Much of the talk among retailers of lab-grown diamonds (LGD) centers on value for money—the fact that consumers are able to get bigger lab-grown diamonds at lower prices than their mined counterparts. But Ben Hakman, managing director of Fire Diamonds, a company that specializes in designing unique diamond cuts using cutting-edge laser sawing and laser marking technologies, thinks the industry has it all wrong.
“There’s a consumer who wants lab-grown diamonds, and it has nothing to do with natural,” he tells JCK. “They’re interested in getting diamonds that are not available in natural.”
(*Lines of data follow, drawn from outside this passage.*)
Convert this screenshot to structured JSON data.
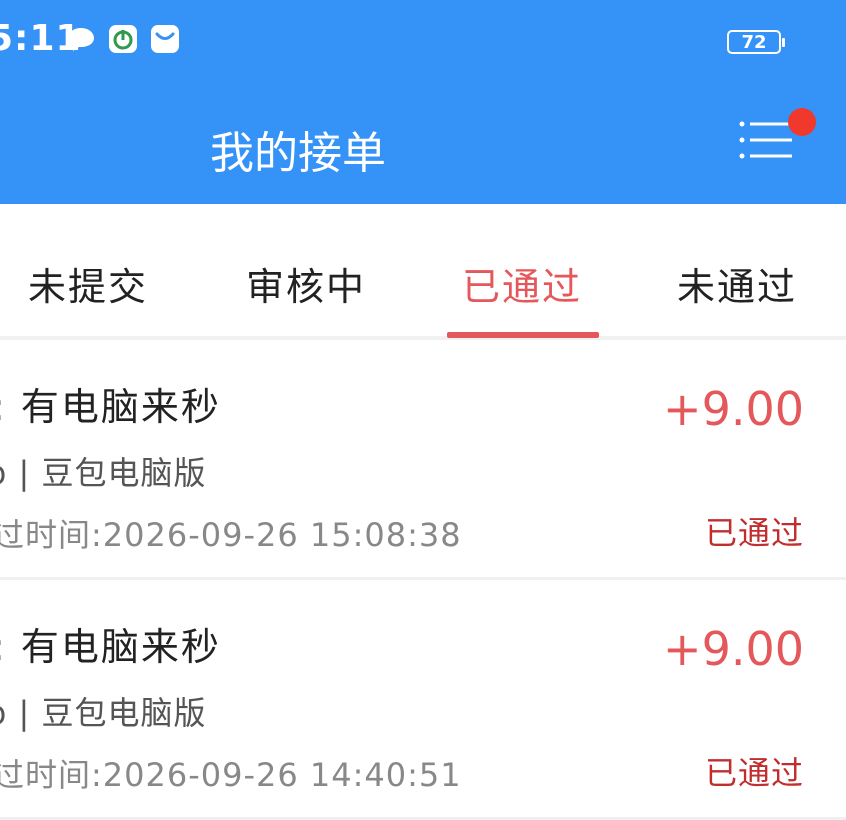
{
  "status_bar": {
    "time": "5:11",
    "icons": [
      "chat-bubble-icon",
      "power-app-icon",
      "mail-icon"
    ],
    "battery": "72"
  },
  "header": {
    "title": "我的接单",
    "menu_icon": "list-menu-icon",
    "background": "#3592f6",
    "badge_color": "#f0382d"
  },
  "tabs": [
    {
      "label": "未提交",
      "active": false
    },
    {
      "label": "审核中",
      "active": false
    },
    {
      "label": "已通过",
      "active": true
    },
    {
      "label": "未通过",
      "active": false
    }
  ],
  "accent_color": "#e4575a",
  "orders": [
    {
      "title": ": 有电脑来秒",
      "subtitle": "b | 豆包电脑版",
      "time": "过时间:2026-09-26  15:08:38",
      "amount": "+9.00",
      "status": "已通过"
    },
    {
      "title": ": 有电脑来秒",
      "subtitle": "b | 豆包电脑版",
      "time": "过时间:2026-09-26  14:40:51",
      "amount": "+9.00",
      "status": "已通过"
    }
  ]
}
Take, for example, a trio of fantastical creations that recently underwent Fire Diamonds’ proprietary color-enhancement process and were graded by IGI, including a 13.2 ct. fancy vivid blue diamond shaped like a hamsa, a 10.16 ct. orangy-red diamond fashioned into a cross, and an 8.96 ct. vivid green diamond that resembles a cannabis leaf.
“I have been designing diamond cuts for 20 years, but until LGD we had no control over the diamond size and color,” Hakman says.
As growers begin to experiment with size, coloration, and cutting techniques, the universe of lab-grown diamonds in fanciful shapes and colors is expanding. Debbie Azar, president of Gemological Science International, says the nature of the CVD process, in which diamonds are grown on flat wafer seed crystals, lends itself to bolder, more experimental designs.
“We’re seeing CVD diamonds in increasingly artistic shapes because laser cutting has advanced what diamond cutters can do, and laboratory-grown material is less risky to experiment with because of the cost factor,” she says.
“When it comes to color, there are no limits!” Azar adds. “Diamond growers are tapped into the science of diamond color and can create whatever color they’d like based on the impurities they add, as well as any post-growth treatments such as irradiation, HPHT processing, and annealing. We have even seen laboratory-grown diamonds that have been intentionally color-zoned to give an ‘ombre-like’ effect!”
Hakman, an industry veteran who crossed over from natural diamonds into the lab-grown category about seven years ago, said even more than creating rare cuts, his focus is on creating high-quality, unique colors, and on “giving the consumer value and an experience they couldn’t have had before, because in the past 20 years anything that was color enhanced was really bad quality.”
“What we’re doing is only the beginning,” he added.
Top: 13.28 ct. fancy vivid blue lab-grown diamond hamsa pendant in 22k yellow gold, Fire DiamondsFollow JCK on Instagram: @jckmagazine
Follow JCK on Twitter: @jckmagazine
Follow JCK on Facebook: @jckmagazine